If that is the case( which it may or may not be - to be determined ), the solution is quite easy.

256bits said:
Vc = Vo = 0, means that if you put a voltmeter across the terminals of the capacitor, or across the terminals of the resistor, the voltmeter will register 0v. Which of course subsequently means that both terminals are at the same potential.
If that is the case( which it may or may not be - to be determined ), the solution is quite easy.
But it is not 0 is it?

From what I've seen, a capacitor always has a potential drop if it's charging, right?

Guillem_dlc said:
But how is this voltage calculated?
It is given to you by the voltage source (battery). You don't calculate it. A voltage source, by definition, will do whatever it takes, by sourcing or sinking current, to make the voltage at its terminals equal to the definition given; 12V in this case.

Guillem_dlc said:
In the first vc it would be 12, wouldn't it?
Yes. See above comment.

Guillem_dlc said:
In the second it would be 12−Vresistance
Yes. So what is Vresistance?
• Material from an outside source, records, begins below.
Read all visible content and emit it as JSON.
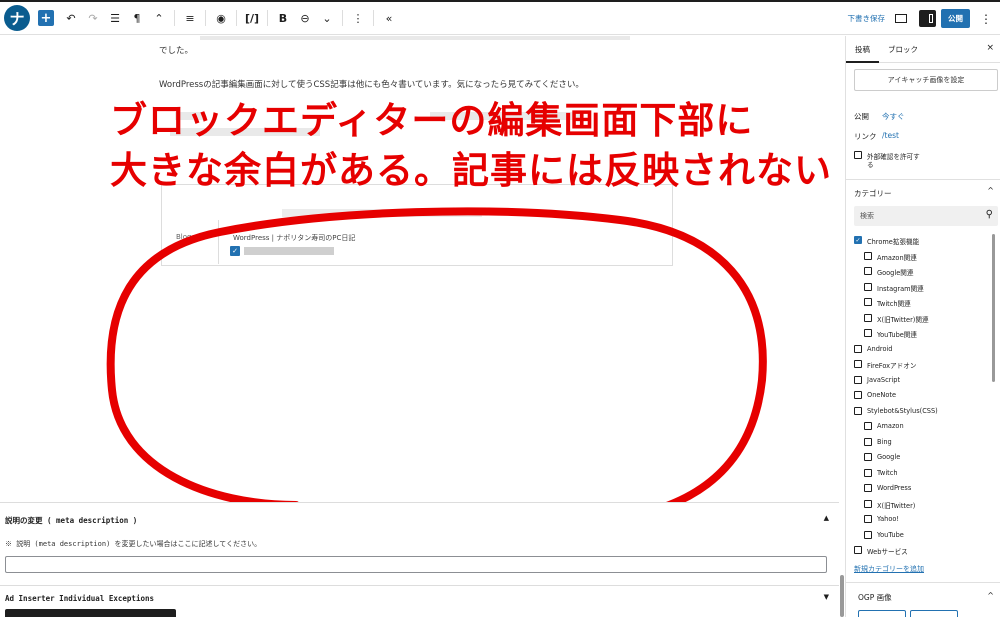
{
  "toolbar": {
    "logo_letter": "ナ",
    "add": "+",
    "undo": "↶",
    "redo": "↷",
    "list_view": "☰",
    "paragraph": "¶",
    "move": "⌃",
    "align": "≡",
    "preview_eye": "◉",
    "code": "[/]",
    "bold": "B",
    "link": "⊖",
    "more_dd": "⌄",
    "options": "⋮",
    "collapse": "«",
    "save_draft": "下書き保存",
    "publish": "公開",
    "more": "⋮"
  },
  "content": {
    "para1": "でした。",
    "para2": "WordPressの記事編集画面に対して使うCSS記事は他にも色々書いています。気になったら見てみてください。",
    "blogcard_label": "Blogcard",
    "blogcard_site": "WordPress | ナポリタン寿司のPC日記"
  },
  "annotation": {
    "line1": "ブロックエディターの編集画面下部に",
    "line2": "大きな余白がある。記事には反映されない",
    "color": "#e60000"
  },
  "meta_box": {
    "title": "説明の変更 ( meta description )",
    "toggle": "▲",
    "help": "※ 説明 (meta description) を変更したい場合はここに記述してください。"
  },
  "ad_box": {
    "title": "Ad Inserter Individual Exceptions",
    "toggle": "▼"
  },
  "sidebar": {
    "tab_post": "投稿",
    "tab_block": "ブロック",
    "close": "×",
    "eyecatch": "アイキャッチ画像を設定",
    "publish_label": "公開",
    "publish_value": "今すぐ",
    "link_label": "リンク",
    "link_value": "/test",
    "ping_line1": "外部確認を許可す",
    "ping_line2": "る",
    "categories_title": "カテゴリー",
    "categories_chevron": "^",
    "search_placeholder": "検索",
    "search_icon": "⚲",
    "categories": [
      {
        "label": "Chrome拡張機能",
        "checked": true,
        "child": false
      },
      {
        "label": "Amazon関連",
        "checked": false,
        "child": true
      },
      {
        "label": "Google関連",
        "checked": false,
        "child": true
      },
      {
        "label": "Instagram関連",
        "checked": false,
        "child": true
      },
      {
        "label": "Twitch関連",
        "checked": false,
        "child": true
      },
      {
        "label": "X(旧Twitter)関連",
        "checked": false,
        "child": true
      },
      {
        "label": "YouTube関連",
        "checked": false,
        "child": true
      },
      {
        "label": "Android",
        "checked": false,
        "child": false
      },
      {
        "label": "FireFoxアドオン",
        "checked": false,
        "child": false
      },
      {
        "label": "JavaScript",
        "checked": false,
        "child": false
      },
      {
        "label": "OneNote",
        "checked": false,
        "child": false
      },
      {
        "label": "Stylebot&Stylus(CSS)",
        "checked": false,
        "child": false
      },
      {
        "label": "Amazon",
        "checked": false,
        "child": true
      },
      {
        "label": "Bing",
        "checked": false,
        "child": true
      },
      {
        "label": "Google",
        "checked": false,
        "child": true
      },
      {
        "label": "Twitch",
        "checked": false,
        "child": true
      },
      {
        "label": "WordPress",
        "checked": false,
        "child": true
      },
      {
        "label": "X(旧Twitter)",
        "checked": false,
        "child": true
      },
      {
        "label": "Yahoo!",
        "checked": false,
        "child": true
      },
      {
        "label": "YouTube",
        "checked": false,
        "child": true
      },
      {
        "label": "Webサービス",
        "checked": false,
        "child": false
      }
    ],
    "add_category": "新規カテゴリーを追加",
    "ogp_title": "OGP 画像",
    "ogp_chevron": "^"
  }
}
What information do you need to find the voltage across a resistor?

Guillem_dlc said:
The c would be vc=0, wouldn't it?
No.
Guillem_dlc said:
And d I would say it would be 12−Vres 100−Vres 300
Yes. But now you'll have to understand how to find the value of those voltages across the resistors.

I think the original problem is a bit too complex for you at this stage. You need to become more familiar with Ohm's Law, Kirchhoff's Voltage Law, and Kirchhoff's Current Law to solve these problems. Khan Academy has some really good tutorials on this material. You should study those, I think.

DaveE said:
It is given to you by the voltage source (battery). You don't calculate it. A voltage source, by definition, will do whatever it takes, by sourcing or sinking current, to make the voltage at its terminals equal to the definition given; 12V in this case.

Yes. See above comment.

Yes. So what is Vresistance? What information do you need to find the voltage across a resistor?

No.

Yes. But now you'll have to understand how to find the value of those voltages across the resistors.

I think the original problem is a bit too complex for you at this stage. You need to become more familiar with Ohm's Law, Kirchhoff's Voltage Law, and Kirchhoff's Current Law to solve these problems. Khan Academy has some really good tutorials on this material. You should study those, I think.
Yes, I understand it already, thank you.